== What the exercise asks ==
From the material below, copy each line that holds the word "count".

== The records ==
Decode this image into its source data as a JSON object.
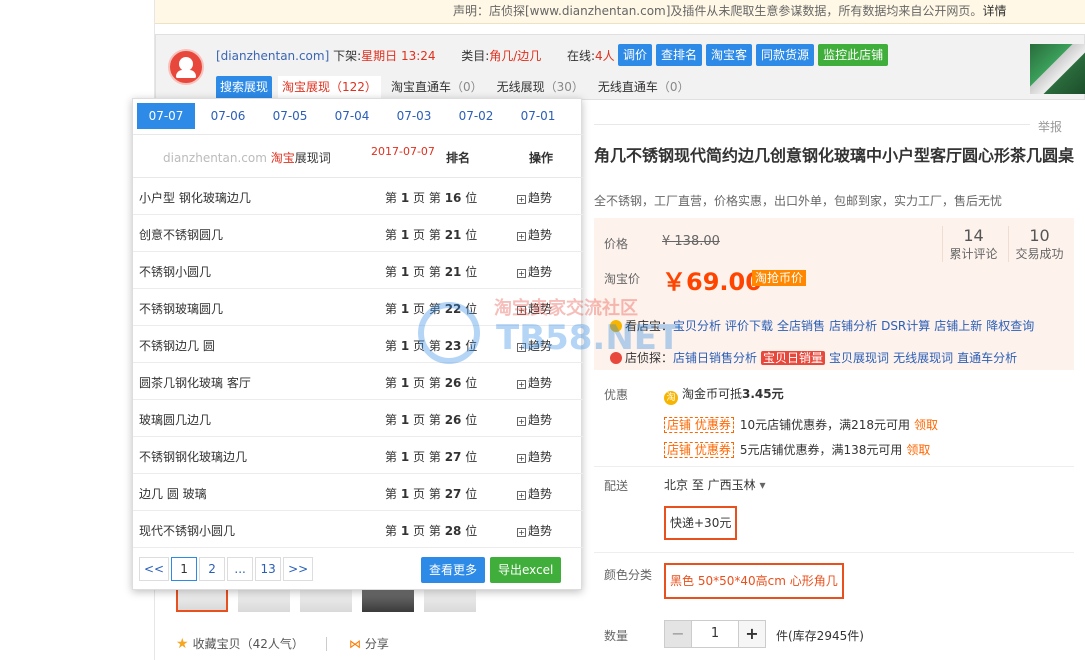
{
  "notice": {
    "text": "声明：店侦探[www.dianzhentan.com]及插件从未爬取生意参谋数据，所有数据均来自公开网页。",
    "link": "详情"
  },
  "toolbar": {
    "site": "[dianzhentan.com]",
    "offline_label": "下架:",
    "offline_value": "星期日 13:24",
    "category_label": "类目:",
    "category_value": "角几/边几",
    "online_label": "在线:",
    "online_value": "4人",
    "buttons": [
      "调价",
      "查排名",
      "淘宝客",
      "同款货源",
      "监控此店铺"
    ],
    "tabs": [
      {
        "label": "搜索展现",
        "count": ""
      },
      {
        "label": "淘宝展现",
        "count": "（122）"
      },
      {
        "label": "淘宝直通车",
        "count": "（0）"
      },
      {
        "label": "无线展现",
        "count": "（30）"
      },
      {
        "label": "无线直通车",
        "count": "（0）"
      }
    ]
  },
  "popup": {
    "dates": [
      "07-07",
      "07-06",
      "07-05",
      "07-04",
      "07-03",
      "07-02",
      "07-01"
    ],
    "brand_site": "dianzhentan.com",
    "brand_red": "淘宝",
    "brand_dark": "展现词",
    "date": "2017-07-07",
    "col_rank": "排名",
    "col_op": "操作",
    "rows": [
      {
        "kw": "小户型 钢化玻璃边几",
        "page": "1",
        "pos": "16"
      },
      {
        "kw": "创意不锈钢圆几",
        "page": "1",
        "pos": "21"
      },
      {
        "kw": "不锈钢小圆几",
        "page": "1",
        "pos": "21"
      },
      {
        "kw": "不锈钢玻璃圆几",
        "page": "1",
        "pos": "22"
      },
      {
        "kw": "不锈钢边几 圆",
        "page": "1",
        "pos": "23"
      },
      {
        "kw": "圆茶几钢化玻璃 客厅",
        "page": "1",
        "pos": "26"
      },
      {
        "kw": "玻璃圆几边几",
        "page": "1",
        "pos": "26"
      },
      {
        "kw": "不锈钢钢化玻璃边几",
        "page": "1",
        "pos": "27"
      },
      {
        "kw": "边几 圆 玻璃",
        "page": "1",
        "pos": "27"
      },
      {
        "kw": "现代不锈钢小圆几",
        "page": "1",
        "pos": "28"
      }
    ],
    "row_prefix": "第",
    "row_page_unit": "页 第",
    "row_pos_unit": "位",
    "trend_label": "趋势",
    "trend_box": "+",
    "pager": [
      "<<",
      "1",
      "2",
      "...",
      "13",
      ">>"
    ],
    "more_button": "查看更多",
    "export_button": "导出excel"
  },
  "product": {
    "report": "举报",
    "title": "角几不锈钢现代简约边几创意钢化玻璃中小户型客厅圆心形茶几圆桌",
    "subtitle": "全不锈钢，工厂直营，价格实惠，出口外单，包邮到家，实力工厂，售后无忧",
    "price_label": "价格",
    "old_price": "¥ 138.00",
    "tb_price_label": "淘宝价",
    "now_price": "￥69.00",
    "badge": "淘抢币价",
    "reviews_num": "14",
    "reviews_txt": "累计评论",
    "deals_num": "10",
    "deals_txt": "交易成功",
    "tool1_label": "看店宝：",
    "tool1_links": [
      "宝贝分析",
      "评价下载",
      "全店销售",
      "店铺分析",
      "DSR计算",
      "店铺上新",
      "降权查询"
    ],
    "tool2_label": "店侦探：",
    "tool2_links": [
      "店铺日销售分析",
      "宝贝日销量",
      "宝贝展现词",
      "无线展现词",
      "直通车分析"
    ],
    "promo_label": "优惠",
    "coin_icon": "淘",
    "coin_text": "淘金币可抵",
    "coin_value": "3.45元",
    "coupon_tag": "店铺 优惠券",
    "coupon1": "10元店铺优惠券，满218元可用",
    "coupon2": "5元店铺优惠券，满138元可用",
    "coupon_get": "领取",
    "ship_label": "配送",
    "ship_from": "北京 至",
    "ship_to": "广西玉林",
    "ship_arrow": "▾",
    "express": "快递+30元",
    "color_label": "颜色分类",
    "color_value": "黑色 50*50*40高cm 心形角几",
    "qty_label": "数量",
    "qty_minus": "−",
    "qty_value": "1",
    "qty_plus": "+",
    "stock": "件(库存2945件)",
    "fav": "收藏宝贝（42人气）",
    "fav_star": "★",
    "share": "分享",
    "share_icon": "⋈"
  },
  "watermark": {
    "cn": "淘宝卖家交流社区",
    "en": "TB58.NET"
  },
  "colors": {
    "accent_blue": "#2d8ae6",
    "accent_green": "#3fae3a",
    "price_orange": "#ff4400",
    "brand_red": "#e0301e"
  }
}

== Task result ==
        "count": ""
        "count": "（122）"
        "count": "（0）"
        "count": "（30）"
        "count": "（0）"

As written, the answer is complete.